She was hardly the first to think in those terms. “It had been proposed about 100 years ago, but they didn’t have the tools to study it properly,” she says. Now, however, with advanced microscopes and dyeing techniques, her team discovered that the brain’s interstitial space — the fluid-filled area between tissue cells that takes up about 20 per cent of the brain’s total volume — was mainly dedicated to physically removing the cells’ daily waste.
When the team injected small fluorescent tracers into the cerebrospinal fluid of anaesthetised mice, they found that the tracers quickly entered the brain — and eventually exited it — via specific, predictable routes.
The next step was to see how and when, exactly, the glymphatic system did its work. In a series of new studies on mice, her team discovered exactly that: When the mouse brain is sleeping or under anaesthesia, it’s busy cleaning out the waste that accumulated while it was awake.
Modern society is increasingly ill-equipped to provide our brains with the requisite cleaning time. Some 80 per cent of working adults suffer from sleep deprivation. On average, we’re getting one to two hours less sleep than we did 50 to 100 years ago. Between 50 and 70 million people in the United States suffer from some form of chronic sleep disorder. At the University of Pennsylvania’s Centre for Sleep and Circadian Neurobiology, Sigrid Veasey has been focusing on precisely how restless nights disturb the brain’s normal metabolism.
At the extreme end, the result could be the acceleration of neurodegenerative diseases. While we don’t know whether sleep loss causes the disease, or the disease itself leads to sleep loss — what Veasey calls a “classic chicken-and-egg” problem.
“To me,” says Veasey, “that’s the most compelling part of the Nedergaard research. That the clearance for these is dramatically reduced from prolonged wakefulness.”
In one set of studies, soon to be published in The Journal of Neuroscience, the Veasey lab found that while our brains can recover quite readily from short-term sleep loss, chronic prolonged wakefulness and sleep disruption stresses the brain’s metabolism.
Now that we have a better understanding of why sleep is so important, a new generation of drug makers can work to create the best possible environment for the trash pickup to occur.
A second approach would take the opposite tack. In response to the evolving data, future drug interventions could focus directly on the glymphatic system, to promote the enhanced cleaning power of the sleeping brain in a brain that is fully awake.
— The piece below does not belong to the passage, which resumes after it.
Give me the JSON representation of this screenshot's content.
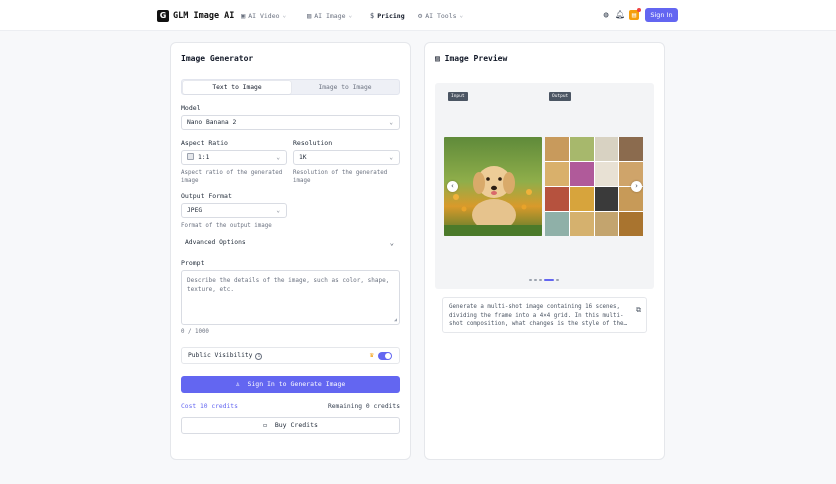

If that day comes, in Veasey’s joking words, “it could mean we never have to sleep at all.”